Yesterday I wrote about daughters, airports and train stations. Today I want to stay with the big spaces theme.
Anyone who was a devotee of Krishna in the 1970s will remember the heightened level of expectancy a day or two before a visit from Srila Prabhupada. When His Divine Grace visited, your temple had to be clean, tidy, repaired, freshly painted, and generally looking its best. Anyone who was anyone – and anyone else – was invited to come and meet the pure devotee of Lord Krishna.
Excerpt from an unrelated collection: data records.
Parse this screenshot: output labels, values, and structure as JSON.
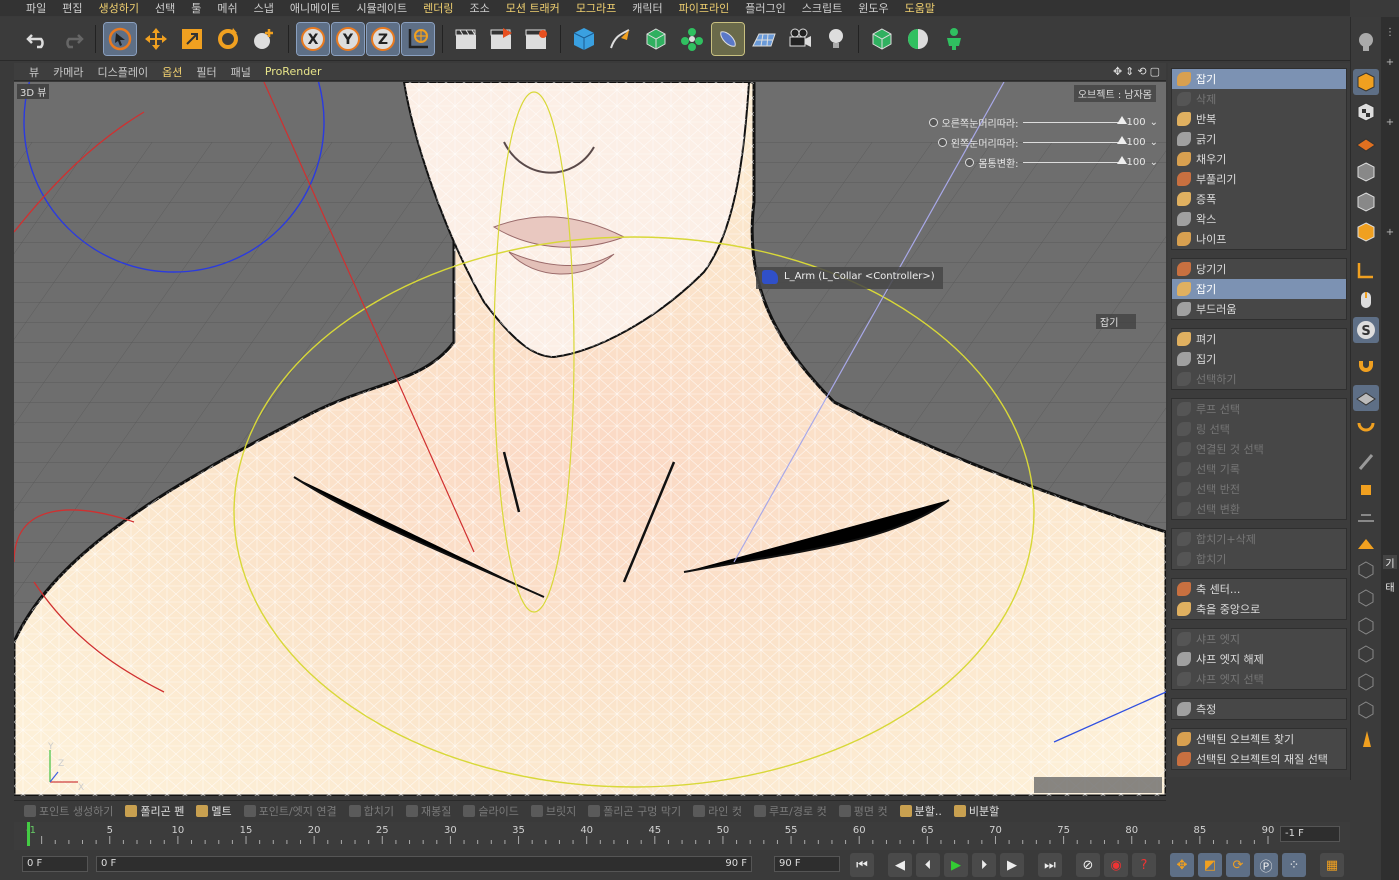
{
  "menubar": {
    "items": [
      {
        "label": "파일"
      },
      {
        "label": "편집"
      },
      {
        "label": "생성하기",
        "hl": true
      },
      {
        "label": "선택"
      },
      {
        "label": "툴"
      },
      {
        "label": "메쉬"
      },
      {
        "label": "스냅"
      },
      {
        "label": "애니메이트"
      },
      {
        "label": "시뮬레이트"
      },
      {
        "label": "렌더링",
        "hl": true
      },
      {
        "label": "조소"
      },
      {
        "label": "모션 트래커",
        "hl": true
      },
      {
        "label": "모그라프",
        "hl": true
      },
      {
        "label": "캐릭터"
      },
      {
        "label": "파이프라인",
        "hl": true
      },
      {
        "label": "플러그인"
      },
      {
        "label": "스크립트"
      },
      {
        "label": "윈도우"
      },
      {
        "label": "도움말",
        "hl": true
      }
    ]
  },
  "viewport_menu": {
    "items": [
      "뷰",
      "카메라",
      "디스플레이",
      "옵션",
      "필터",
      "패널"
    ],
    "highlight_index": 3,
    "prorender": "ProRender"
  },
  "viewport": {
    "label": "3D 뷰",
    "object_label": "오브젝트 : 남자몸",
    "sliders": [
      {
        "label": "오른쪽눈머리따라:",
        "value": "100"
      },
      {
        "label": "왼쪽눈머리따라:",
        "value": "100"
      },
      {
        "label": "몸통변환:",
        "value": "100"
      }
    ],
    "tooltip": "L_Arm (L_Collar <Controller>)",
    "grab_tag": "잡기",
    "axis_y": "Y",
    "axis_z": "Z",
    "axis_x": "X"
  },
  "command_panel": {
    "groups": [
      {
        "items": [
          {
            "label": "잡기",
            "sel": true
          },
          {
            "label": "삭제",
            "dis": true
          },
          {
            "label": "반복"
          },
          {
            "label": "긁기"
          },
          {
            "label": "채우기"
          },
          {
            "label": "부풀리기"
          },
          {
            "label": "증폭"
          },
          {
            "label": "왁스"
          },
          {
            "label": "나이프"
          }
        ]
      },
      {
        "items": [
          {
            "label": "당기기"
          },
          {
            "label": "잡기",
            "sel": true
          },
          {
            "label": "부드러움"
          }
        ]
      },
      {
        "items": [
          {
            "label": "펴기"
          },
          {
            "label": "집기"
          },
          {
            "label": "선택하기",
            "dis": true
          }
        ]
      },
      {
        "items": [
          {
            "label": "루프 선택",
            "dis": true
          },
          {
            "label": "링 선택",
            "dis": true
          },
          {
            "label": "연결된 것 선택",
            "dis": true
          },
          {
            "label": "선택 기록",
            "dis": true
          },
          {
            "label": "선택 반전",
            "dis": true
          },
          {
            "label": "선택 변환",
            "dis": true
          }
        ]
      },
      {
        "items": [
          {
            "label": "합치기+삭제",
            "dis": true
          },
          {
            "label": "합치기",
            "dis": true
          }
        ]
      },
      {
        "items": [
          {
            "label": "축 센터..."
          },
          {
            "label": "축을 중앙으로"
          }
        ]
      },
      {
        "items": [
          {
            "label": "샤프 엣지",
            "dis": true
          },
          {
            "label": "샤프 엣지 해제"
          },
          {
            "label": "샤프 엣지 선택",
            "dis": true
          }
        ]
      },
      {
        "items": [
          {
            "label": "측정"
          }
        ]
      },
      {
        "items": [
          {
            "label": "선택된 오브젝트 찾기"
          },
          {
            "label": "선택된 오브젝트의 재질 선택"
          }
        ]
      }
    ]
  },
  "polybar": {
    "items": [
      {
        "label": "포인트 생성하기",
        "on": false
      },
      {
        "label": "폴리곤 펜",
        "on": true
      },
      {
        "label": "멜트",
        "on": true
      },
      {
        "label": "포인트/엣지 연결",
        "on": false
      },
      {
        "label": "합치기",
        "on": false
      },
      {
        "label": "재봉질",
        "on": false
      },
      {
        "label": "슬라이드",
        "on": false
      },
      {
        "label": "브릿지",
        "on": false
      },
      {
        "label": "폴리곤 구멍 막기",
        "on": false
      },
      {
        "label": "라인 컷",
        "on": false
      },
      {
        "label": "루프/경로 컷",
        "on": false
      },
      {
        "label": "평면 컷",
        "on": false
      },
      {
        "label": "분할..",
        "on": true
      },
      {
        "label": "비분할",
        "on": true
      }
    ]
  },
  "timeline": {
    "ticks": [
      "5",
      "10",
      "15",
      "20",
      "25",
      "30",
      "35",
      "40",
      "45",
      "50",
      "55",
      "60",
      "65",
      "70",
      "75",
      "80",
      "85",
      "90"
    ],
    "start_mark": "-1",
    "current": "-1 F"
  },
  "transport": {
    "start_field": "0 F",
    "range_start": "0 F",
    "range_end": "90 F",
    "end_field": "90 F"
  },
  "farstrip": {
    "tab1": "기",
    "tab2": "태"
  }
}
You’d hear the time he was due to arrive and then, an eternity later, the cry went up: “Prabhupada is here!”
If that same cry went up today and Srila Prabhupada were to appear physically before us all in London, not even the 80,000 seater Wembley Stadium would be big enough to accomodate all those who would come for his darshan. Srila Prabhupada gave Krishna to the world and Krishna brought thousands to his lotus feet. Now those thousands have swelled to a vast international multitude.
We have our fair share of the multitude here at the Bhaktivedanta Manor. Around 30,000 come every year for Janmasthami, the largest event of its kind outside India. For many years, due to Srila Prabhupada being born the day after the appearance of Lord Krishna, his own appearance day celebrations have been somewhat modest affairs by comparison. Perhaps 150-200 devotees gather in the temple room or a specially erected tent in the grounds.
This year Srila Prabhupada’s Vyasa Puja celebration falls on the Bank Holiday Monday, which means that huge crowds are expected on that day too. So we’ve planned for the festival to be held in the big main tent with seating capacity of a mere 1,000. I am specially sensitive to the needs of us as disciples to have a celebration where we can all read our Vyasa Puja offerings (the short eulogies and poems written for the occasion of his blessed appearance in this world) and that an uplifting atmosphere of intimate reverence be preserved.
But I am also conscious of the fact that Srila Prabhupada belongs to everyone and that a Vyasa Puja in the 21st century deserves to be a much bigger affair. How to accomplish that without devotees feeling that something has been lost? Well, that is the challenge. I hope that we can accomplish it this year. We’ll be bringing Srila Prabhupada from the temple over to the big top tent just after guru puja, then offering him the international Vyasa Puja book while continuing kirtan. There’ll be two screens showing a subtitled class, then the personal readings will begin. Representatives from the different communities and teams making up the congregation will all have a chance to say something about the way His Divine Grace has touched their lives.